Subscribe to Our Newsletter Today!
- Health A-Z
- Diet & Fitness
- Home remedies
- Web Stories
- Women's Health
Imagine going to someone's house for a get-together. You are served delectable food and to wash it all down, you take sips of the most expensive and imported wine that the host serves. A few gulps, and you feel really good. But, a few glasses later, you get a peculiar headache. Why does it always happen? In case you have been wondering this for all these years, there is finally some good news.
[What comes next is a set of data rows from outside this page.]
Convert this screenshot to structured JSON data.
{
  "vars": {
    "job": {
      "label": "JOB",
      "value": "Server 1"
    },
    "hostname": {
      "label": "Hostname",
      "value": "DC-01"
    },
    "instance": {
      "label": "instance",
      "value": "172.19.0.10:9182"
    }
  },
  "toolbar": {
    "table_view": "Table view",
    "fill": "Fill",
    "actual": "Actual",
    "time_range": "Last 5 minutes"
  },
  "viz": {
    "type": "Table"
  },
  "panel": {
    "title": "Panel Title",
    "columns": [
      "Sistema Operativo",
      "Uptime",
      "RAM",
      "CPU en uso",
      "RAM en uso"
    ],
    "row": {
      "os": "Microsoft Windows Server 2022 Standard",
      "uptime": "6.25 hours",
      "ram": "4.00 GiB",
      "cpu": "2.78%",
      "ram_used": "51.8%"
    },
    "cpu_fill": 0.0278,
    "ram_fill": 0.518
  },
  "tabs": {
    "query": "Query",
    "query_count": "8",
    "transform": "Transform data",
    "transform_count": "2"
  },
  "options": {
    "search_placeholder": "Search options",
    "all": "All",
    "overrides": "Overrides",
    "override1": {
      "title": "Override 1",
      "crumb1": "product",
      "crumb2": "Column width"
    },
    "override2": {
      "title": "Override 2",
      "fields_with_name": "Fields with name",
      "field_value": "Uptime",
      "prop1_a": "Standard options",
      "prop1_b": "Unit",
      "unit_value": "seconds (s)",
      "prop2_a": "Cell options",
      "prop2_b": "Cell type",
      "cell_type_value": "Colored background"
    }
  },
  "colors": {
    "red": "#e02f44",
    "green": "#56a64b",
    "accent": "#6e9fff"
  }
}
According to a Guardian report, researchers have been able to find the reason as to why wine, particularly red wine, causes these aches.
The research, conducted by US researchers and published in Scientific Reports, has found that phenolic flavonoids -- compounds derived from grape seeds and skin, which contribute to red wine's colour and taste -- can be 10 times higher in red wines as compared to white wines, explaining why it could be the prime cause of the immediate headaches.
It is simple chemistry. Per the research, when people consume wine, alcohol is metabolised to acetate in two steps: first, alcohol is converted from ethanol to acetaldehyde, and second, acetaldehyde changes to acetate. There are specific enzymes in the liver that make it happen.
[caption id="attachment_1035594" align="alignnone" width="1200"] Lab tests were done on more than a dozen compounds in red wine during the research, a flavanol called quercetin stood out. (Photo: Freepik)[/caption]
According to the Guardian report, when lab tests were done on more than a dozen compounds in red wine during the research, a flavanol called quercetin stood out. It is processed in the body into various substances, one of which is 'quercetin glucuronide' that effectively blocks the enzyme that generally converts acetaldehyde into acetate.
Now, since it is blocked out, toxic acetaldehyde can build up in the bloodstream, the scientists say, which can eventually lead to headaches, nausea, sweating and face flushing when one consumes red wine.
The report also mentions that when people drink red wine with "even modest amounts of quercetin", they can get a headache, especially if they are already prone to migraines -- a condition that causes severe throbbing pain or a pulsing sensation on one side of the head.